SBM - State Bar of Michigan

NOTE: Various references in this ethics opinion to portions of the Michigan Code of Judicial Conduct are no longer accurate due to amendments effective August 1, 2013. Click here to review language added to (which is underlined) and language stricken from (which is indicated by strikethrough) Canons 2, 4, 5, and 7.


October 15, 1992


A judicial candidate may spend campaign funds on sponsorship of a youth sports team so long as the information displayed on the schedule and uniforms of the team do not misrepresent the candidate's identity, qualifications, or present position and includes the necessary identifying information.

References: MCJC 5A, 7B(1)(c); MCLA 169.206, MSA 4.1703(6).


A judicial candidate has inquired whether it is appropriate to expend campaign funds to sponsor a youth soccer team which has a season split into two halves - one in the fall and one in the spring. Team sponsors include individuals, professional corporations and businesses and the name of the team sponsor appears on all schedules and on the uniforms (t-shirts) worn by the team members.

Team sponsorship falls within the definition of a campaign expenditure as it includes a transfer of money for the purpose of influencing the nomination or election of the candidate. MCLA 169.206; MSA 4.1703(6).

Further, a judge or judicial candidate may engage in the arts, sports and other social and recreational activities so long as the activities do not detract from the dignity of the office or interfere with the performance of the judge's judicial duties. MCJC 5A. The Committee does not see any reason why a judge's participation in the sponsorship of youth soccer would detract from the dignity of the office or interfere with judicial duties.

Campaign communications must include the name and address of the person or group sponsor paying for the communication. The advertisement (name on uniform) may not be false, fraudulent, deceptive or misleading or create a false impression through emphasis of size, color or type style. It must also clearly indicate that it is a campaign advertisement and may not misrepresent the identity, background or any other fact including the possible impression of incumbency for a judicial candidate who is not currently a judge. MCJC 7B(1)(c).

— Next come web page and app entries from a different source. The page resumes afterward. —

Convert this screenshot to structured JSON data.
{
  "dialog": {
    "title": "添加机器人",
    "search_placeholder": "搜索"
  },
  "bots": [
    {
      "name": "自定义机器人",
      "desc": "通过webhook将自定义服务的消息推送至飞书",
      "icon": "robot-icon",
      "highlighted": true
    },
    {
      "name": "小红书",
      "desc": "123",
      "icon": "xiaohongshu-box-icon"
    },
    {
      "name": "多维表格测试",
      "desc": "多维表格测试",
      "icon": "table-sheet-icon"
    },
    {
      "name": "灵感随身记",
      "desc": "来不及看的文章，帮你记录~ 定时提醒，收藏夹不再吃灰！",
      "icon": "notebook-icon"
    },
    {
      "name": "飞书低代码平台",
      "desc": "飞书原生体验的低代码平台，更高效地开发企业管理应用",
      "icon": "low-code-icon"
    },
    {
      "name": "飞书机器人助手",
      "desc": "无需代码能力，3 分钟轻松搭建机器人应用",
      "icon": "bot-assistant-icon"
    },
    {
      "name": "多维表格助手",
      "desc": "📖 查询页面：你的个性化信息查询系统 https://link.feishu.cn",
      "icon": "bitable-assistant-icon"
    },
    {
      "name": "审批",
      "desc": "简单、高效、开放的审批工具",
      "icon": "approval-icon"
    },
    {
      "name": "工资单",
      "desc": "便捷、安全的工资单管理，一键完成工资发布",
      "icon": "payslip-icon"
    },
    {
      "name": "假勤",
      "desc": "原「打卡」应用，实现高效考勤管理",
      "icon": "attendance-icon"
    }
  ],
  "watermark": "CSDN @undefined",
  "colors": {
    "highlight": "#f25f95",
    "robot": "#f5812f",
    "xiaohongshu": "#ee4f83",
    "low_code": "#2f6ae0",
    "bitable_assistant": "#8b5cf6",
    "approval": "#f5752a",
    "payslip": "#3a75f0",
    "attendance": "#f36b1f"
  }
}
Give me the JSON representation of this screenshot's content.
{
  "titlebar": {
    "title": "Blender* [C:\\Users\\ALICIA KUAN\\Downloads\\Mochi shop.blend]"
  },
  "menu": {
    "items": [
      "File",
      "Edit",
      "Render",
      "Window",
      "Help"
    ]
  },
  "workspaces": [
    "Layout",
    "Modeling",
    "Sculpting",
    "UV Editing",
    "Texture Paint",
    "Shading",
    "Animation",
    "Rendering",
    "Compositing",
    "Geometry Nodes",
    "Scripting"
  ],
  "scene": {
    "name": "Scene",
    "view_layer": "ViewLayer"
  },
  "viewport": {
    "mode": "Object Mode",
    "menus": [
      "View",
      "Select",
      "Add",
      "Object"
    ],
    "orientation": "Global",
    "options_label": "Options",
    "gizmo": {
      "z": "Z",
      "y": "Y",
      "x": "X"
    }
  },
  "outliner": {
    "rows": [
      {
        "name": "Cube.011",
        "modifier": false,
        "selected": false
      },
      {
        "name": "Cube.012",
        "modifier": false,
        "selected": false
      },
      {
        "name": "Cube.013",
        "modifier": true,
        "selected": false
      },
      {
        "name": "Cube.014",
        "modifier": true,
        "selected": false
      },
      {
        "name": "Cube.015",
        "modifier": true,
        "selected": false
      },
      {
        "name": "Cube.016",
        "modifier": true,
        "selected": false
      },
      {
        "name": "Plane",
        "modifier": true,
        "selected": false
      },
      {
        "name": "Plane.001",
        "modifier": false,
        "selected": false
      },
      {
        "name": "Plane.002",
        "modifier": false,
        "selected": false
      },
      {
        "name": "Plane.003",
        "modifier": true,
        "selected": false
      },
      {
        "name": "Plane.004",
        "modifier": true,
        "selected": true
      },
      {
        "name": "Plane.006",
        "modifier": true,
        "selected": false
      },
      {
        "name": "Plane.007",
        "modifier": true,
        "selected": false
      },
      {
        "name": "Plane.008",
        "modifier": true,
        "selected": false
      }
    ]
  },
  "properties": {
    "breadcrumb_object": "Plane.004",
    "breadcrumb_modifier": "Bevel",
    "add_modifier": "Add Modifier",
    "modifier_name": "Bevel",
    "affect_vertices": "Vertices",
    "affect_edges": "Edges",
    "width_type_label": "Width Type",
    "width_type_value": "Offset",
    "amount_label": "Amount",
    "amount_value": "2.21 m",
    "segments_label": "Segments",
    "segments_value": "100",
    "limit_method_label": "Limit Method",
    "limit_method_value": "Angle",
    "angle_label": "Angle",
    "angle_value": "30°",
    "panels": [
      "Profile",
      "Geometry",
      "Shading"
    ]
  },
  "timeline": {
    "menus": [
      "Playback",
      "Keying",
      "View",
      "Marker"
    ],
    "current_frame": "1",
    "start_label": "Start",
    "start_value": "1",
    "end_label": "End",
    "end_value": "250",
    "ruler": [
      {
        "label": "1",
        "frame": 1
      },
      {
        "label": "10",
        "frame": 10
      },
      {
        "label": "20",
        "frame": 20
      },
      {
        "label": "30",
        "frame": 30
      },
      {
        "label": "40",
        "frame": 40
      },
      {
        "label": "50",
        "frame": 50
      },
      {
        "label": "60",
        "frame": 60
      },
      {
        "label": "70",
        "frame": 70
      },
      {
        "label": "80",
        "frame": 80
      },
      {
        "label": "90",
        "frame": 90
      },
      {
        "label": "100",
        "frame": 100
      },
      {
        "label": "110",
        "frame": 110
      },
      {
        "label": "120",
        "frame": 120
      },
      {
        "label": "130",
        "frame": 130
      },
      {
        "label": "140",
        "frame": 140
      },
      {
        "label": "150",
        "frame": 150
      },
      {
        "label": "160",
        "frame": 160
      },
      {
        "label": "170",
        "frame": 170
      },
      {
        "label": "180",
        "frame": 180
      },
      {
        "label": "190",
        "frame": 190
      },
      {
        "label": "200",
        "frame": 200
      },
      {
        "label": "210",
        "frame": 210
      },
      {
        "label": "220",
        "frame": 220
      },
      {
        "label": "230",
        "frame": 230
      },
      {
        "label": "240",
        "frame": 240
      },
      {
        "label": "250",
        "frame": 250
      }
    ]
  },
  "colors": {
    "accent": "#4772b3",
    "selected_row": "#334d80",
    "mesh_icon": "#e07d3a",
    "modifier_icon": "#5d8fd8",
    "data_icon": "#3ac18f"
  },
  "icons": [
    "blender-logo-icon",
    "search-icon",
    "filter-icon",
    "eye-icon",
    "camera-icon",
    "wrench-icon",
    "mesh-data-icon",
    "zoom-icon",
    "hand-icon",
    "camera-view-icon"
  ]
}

In the present instance, the uniforms and other promotional items for the team would continue to be used throughout the playing season, and beyond the campaign period. If the slogans used and promotional items purchased by the judicial campaign are proper when expended, i.e., do not detract from the dignity of the office or performance of judicial duties, and are not misleading or constitute pledges of conduct in office, they may continue to be used by the team after the campaign period is over.